If you've ever driven down Highway 62 to Altus, you may have noticed a big river crossing just before you get there. That's the North Fork Red River, and it meanders from the southern border with Texas and extends north and arches to the west, providing the confusion between the US and Spain.
By the time the Adams-Otis Treaty defining this border was signed, Mexico had already won independence from Spain, but Mexico accepted the treaty equally in order to move on being their own recognized nation, keeping Spain's North Fork Red River border.
Even as Texas won its independence from Mexico, tried to be a republic on their own, and eventually accepted they couldn't do it without the US, that mistaken North Fork border stayed the same.
Welcome to Greer County, Texas.
Truth be told, nobody much cared about this 1.5million acre piece of land until the United States started planning the land runs into Oklahoma Territory, on our way to combining these lands with Indian Territory into a state. At least, that's what national celebrities like Will Rogers and Wiley Post were campaigning for.
The United States filed a lawsuit for these lands in 1886 and Texas fought it... but because Texas was now a state and part of the union and the US Adams-Otis Treaty originally had this border drawn, it only took a judge two months to decide the federal government had a case and ordered Texas to give back the land since it only belonged to Spain, Mexico, and subsequently Texas by a mistake in map reading.
When Oklahoma officially gained statehood in 1907, "Old Greer County" was divided up into Harmon, Greer, Jackson, and parts of Beckham County making for some interesting and unique Southwest Oklahoma family legacies.
There are families that live in our Southwest counties where different generations were born in the same houses, on the same piece of land, but in two different US states a generation or two apart... How's that for crazy family stories?

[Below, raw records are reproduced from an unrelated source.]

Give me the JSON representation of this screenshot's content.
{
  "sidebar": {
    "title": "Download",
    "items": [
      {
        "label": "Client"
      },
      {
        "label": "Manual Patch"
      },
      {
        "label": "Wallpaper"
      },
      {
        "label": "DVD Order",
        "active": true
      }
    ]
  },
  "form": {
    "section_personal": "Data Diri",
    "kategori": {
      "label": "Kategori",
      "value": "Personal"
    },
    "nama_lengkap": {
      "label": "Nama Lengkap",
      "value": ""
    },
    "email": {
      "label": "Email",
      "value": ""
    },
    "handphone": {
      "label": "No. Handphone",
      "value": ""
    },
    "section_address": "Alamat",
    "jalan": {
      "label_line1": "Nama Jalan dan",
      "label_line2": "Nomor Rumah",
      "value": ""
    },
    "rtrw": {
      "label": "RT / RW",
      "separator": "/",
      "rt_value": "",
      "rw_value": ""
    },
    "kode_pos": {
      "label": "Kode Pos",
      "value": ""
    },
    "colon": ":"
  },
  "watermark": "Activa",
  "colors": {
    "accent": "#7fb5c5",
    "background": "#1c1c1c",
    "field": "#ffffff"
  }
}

It remains today just an interesting lesser-known footnote in the history of Oklahoma, and I'm glad you at least found it fascinating enough to read on this far. Five points to Gryffindor.